February 20th – February 28th is Real Bread Week 2021. It is an annual, international celebration of Real Bread and the people who make it. We are encouraged to go to our local, independent Real Bread bakery, to support these business’s in our local communities and of course to bake our own bread.

There seems to have been a lot more baking going on during the current situation and lockdowns. My dusty old cookbook has finally seen the light of day and although I am not the most enthusiastic cook, I have to admit to finding a great deal of satisfaction from making something from scratch.


I found a very simple recipe here in our archives for ‘Vienna Bread’. It comes from one of our 1926 periodicals called the ‘White Ribbon and Wings’. Along with news of the National British Women’s Temperance Association (NBWTA) and the Women’s Total Abstinence Union (WTAU), these monthly periodicals also featured household tips and recipes.





This old recipe for bread probably wouldn’t be one that I would personally try, particularly with the lard content, but an online search produces many other up to date alternative recipes for Vienna Bread and all types of other delicious sounding bread. It is interesting to note that this recipe is included in a temperance publication, as advocates of temperance were known to promote baking powder as an alternative to the ‘demon’ yeast in bread and cakes – it is the yeast that is converted in the fermentation process of beer making, giving the beer its alcohol content and carbonation.

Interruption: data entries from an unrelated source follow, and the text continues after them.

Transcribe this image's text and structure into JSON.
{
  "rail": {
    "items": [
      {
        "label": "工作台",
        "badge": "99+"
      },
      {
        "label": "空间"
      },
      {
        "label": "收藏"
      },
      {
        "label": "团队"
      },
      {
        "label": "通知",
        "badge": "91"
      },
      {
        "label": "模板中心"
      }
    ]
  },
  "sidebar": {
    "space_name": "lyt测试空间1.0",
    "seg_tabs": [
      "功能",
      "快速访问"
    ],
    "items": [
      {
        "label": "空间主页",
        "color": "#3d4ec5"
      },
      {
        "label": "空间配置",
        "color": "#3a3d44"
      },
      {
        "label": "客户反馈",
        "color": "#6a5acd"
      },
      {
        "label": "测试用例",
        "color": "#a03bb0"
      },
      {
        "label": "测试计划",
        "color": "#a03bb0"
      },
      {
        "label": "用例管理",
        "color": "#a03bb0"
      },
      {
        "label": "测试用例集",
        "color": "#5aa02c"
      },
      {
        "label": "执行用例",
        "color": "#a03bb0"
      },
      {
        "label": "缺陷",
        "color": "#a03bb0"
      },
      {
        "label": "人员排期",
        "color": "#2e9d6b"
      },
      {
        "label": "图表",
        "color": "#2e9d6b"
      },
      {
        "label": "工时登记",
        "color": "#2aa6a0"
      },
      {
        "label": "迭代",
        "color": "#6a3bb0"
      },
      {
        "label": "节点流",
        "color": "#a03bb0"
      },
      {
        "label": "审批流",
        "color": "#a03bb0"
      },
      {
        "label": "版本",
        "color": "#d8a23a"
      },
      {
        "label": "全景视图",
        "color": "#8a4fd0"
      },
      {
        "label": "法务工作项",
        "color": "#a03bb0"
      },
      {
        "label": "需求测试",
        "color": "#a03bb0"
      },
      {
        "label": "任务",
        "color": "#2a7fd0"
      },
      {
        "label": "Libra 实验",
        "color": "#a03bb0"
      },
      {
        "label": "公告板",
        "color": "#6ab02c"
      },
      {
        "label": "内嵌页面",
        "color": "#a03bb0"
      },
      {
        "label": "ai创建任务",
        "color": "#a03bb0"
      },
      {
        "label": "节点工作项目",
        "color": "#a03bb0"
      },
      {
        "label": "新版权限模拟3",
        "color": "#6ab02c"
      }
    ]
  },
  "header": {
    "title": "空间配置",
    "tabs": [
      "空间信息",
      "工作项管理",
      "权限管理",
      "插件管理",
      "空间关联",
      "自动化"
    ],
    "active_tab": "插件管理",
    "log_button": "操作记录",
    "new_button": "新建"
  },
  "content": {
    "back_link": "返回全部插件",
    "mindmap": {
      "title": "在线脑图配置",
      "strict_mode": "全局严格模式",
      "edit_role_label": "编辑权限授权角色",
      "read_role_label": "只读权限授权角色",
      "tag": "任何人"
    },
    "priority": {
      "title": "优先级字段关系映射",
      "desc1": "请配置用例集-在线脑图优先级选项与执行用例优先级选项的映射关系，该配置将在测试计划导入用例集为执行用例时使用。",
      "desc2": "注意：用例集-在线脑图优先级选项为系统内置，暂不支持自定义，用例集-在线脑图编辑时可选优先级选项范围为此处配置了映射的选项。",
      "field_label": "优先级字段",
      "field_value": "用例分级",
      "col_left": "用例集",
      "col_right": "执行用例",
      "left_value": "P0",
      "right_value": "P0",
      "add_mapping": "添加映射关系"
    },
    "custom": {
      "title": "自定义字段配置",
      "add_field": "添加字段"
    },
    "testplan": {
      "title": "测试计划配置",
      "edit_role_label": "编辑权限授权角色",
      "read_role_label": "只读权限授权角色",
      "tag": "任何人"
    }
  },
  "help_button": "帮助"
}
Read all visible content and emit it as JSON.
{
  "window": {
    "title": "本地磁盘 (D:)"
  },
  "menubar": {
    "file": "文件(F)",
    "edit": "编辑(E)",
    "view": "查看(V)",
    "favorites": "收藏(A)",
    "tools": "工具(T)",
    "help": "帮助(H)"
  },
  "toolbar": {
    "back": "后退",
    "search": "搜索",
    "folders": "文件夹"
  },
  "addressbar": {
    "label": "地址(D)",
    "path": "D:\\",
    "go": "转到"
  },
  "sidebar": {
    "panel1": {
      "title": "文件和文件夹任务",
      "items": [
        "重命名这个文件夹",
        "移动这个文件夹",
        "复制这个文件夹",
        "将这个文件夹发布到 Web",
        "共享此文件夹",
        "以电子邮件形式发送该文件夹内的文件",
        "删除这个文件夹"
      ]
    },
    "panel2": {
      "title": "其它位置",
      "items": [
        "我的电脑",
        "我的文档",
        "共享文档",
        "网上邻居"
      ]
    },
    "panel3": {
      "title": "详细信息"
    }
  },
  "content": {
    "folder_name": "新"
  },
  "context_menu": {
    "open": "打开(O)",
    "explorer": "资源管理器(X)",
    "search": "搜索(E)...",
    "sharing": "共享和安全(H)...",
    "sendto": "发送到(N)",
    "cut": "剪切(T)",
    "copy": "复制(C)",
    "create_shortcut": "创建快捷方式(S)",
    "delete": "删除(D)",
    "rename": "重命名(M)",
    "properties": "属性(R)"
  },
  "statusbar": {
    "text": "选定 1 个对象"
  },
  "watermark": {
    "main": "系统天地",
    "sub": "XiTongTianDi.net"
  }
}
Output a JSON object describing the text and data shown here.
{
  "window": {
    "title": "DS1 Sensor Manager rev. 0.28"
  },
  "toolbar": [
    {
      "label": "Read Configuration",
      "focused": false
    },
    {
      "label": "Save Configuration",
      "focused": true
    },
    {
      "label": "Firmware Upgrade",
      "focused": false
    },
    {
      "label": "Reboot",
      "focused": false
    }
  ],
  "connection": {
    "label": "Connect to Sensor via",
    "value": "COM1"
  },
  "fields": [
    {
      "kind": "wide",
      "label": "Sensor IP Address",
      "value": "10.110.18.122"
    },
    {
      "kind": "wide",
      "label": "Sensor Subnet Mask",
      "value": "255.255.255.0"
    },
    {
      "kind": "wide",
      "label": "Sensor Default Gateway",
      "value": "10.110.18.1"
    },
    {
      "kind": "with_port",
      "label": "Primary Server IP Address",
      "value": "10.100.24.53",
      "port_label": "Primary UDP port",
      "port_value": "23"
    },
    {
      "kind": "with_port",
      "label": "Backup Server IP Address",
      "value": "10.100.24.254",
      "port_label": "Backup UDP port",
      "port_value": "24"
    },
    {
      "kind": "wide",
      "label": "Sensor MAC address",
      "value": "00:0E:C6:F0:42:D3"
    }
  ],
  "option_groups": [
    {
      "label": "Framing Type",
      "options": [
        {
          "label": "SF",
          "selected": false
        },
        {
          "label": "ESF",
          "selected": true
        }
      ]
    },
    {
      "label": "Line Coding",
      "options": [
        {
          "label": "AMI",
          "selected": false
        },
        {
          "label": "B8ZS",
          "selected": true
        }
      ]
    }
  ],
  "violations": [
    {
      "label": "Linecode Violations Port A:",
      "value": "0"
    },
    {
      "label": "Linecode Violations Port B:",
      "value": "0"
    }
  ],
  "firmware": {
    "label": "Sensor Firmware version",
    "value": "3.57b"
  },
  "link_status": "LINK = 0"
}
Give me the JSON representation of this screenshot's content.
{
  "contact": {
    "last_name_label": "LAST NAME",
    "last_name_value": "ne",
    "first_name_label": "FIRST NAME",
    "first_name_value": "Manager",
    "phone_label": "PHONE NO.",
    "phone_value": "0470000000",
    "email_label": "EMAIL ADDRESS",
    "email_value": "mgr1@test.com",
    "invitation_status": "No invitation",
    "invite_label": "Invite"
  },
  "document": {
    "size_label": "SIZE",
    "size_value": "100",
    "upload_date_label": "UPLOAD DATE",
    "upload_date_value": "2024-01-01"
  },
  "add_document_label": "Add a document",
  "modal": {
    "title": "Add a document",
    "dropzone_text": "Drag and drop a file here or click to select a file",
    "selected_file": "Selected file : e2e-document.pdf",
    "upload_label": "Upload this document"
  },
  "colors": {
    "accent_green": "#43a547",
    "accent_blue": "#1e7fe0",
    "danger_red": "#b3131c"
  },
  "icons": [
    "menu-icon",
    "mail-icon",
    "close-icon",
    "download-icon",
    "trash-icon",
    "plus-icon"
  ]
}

In the late 1800’s, Mary Docwra produced a recipe book called ‘The Non-Alcoholic Cookery Book’. She was a member of our Association (formerly the British Women’s Temperance Association) and went on to become President of the WTAU in 1898. This book included unfermented bread recipes alongside recipes for making your own yeast, presumably so you wouldn’t be using brewer’s yeast.


Changes to the ‘Official Organ’ of the BWTA over the years included several name changes (such as The White Ribbon and Wings as above), and also the inclusion of advertisements during different periods. During the 1920’s, advertisements were included and here are some I have come across from the archives, including ones for Hovis Bread.


I am definitely in agreement with the Hovis advert about a cheese and tomato sandwich; it’s a classic and how good would that be on freshly made bread?! I haven’t tackled baking bread for a very long time but who could resist the smell of freshly baked bread wafting through the house, especially on a cold winters’ day? I might just give it a go….



For further information regarding Real Bread Week – https://www.sustainweb.org/realbread/

(Please note that the recipes above have not been tried or tested by the White Ribbon Association)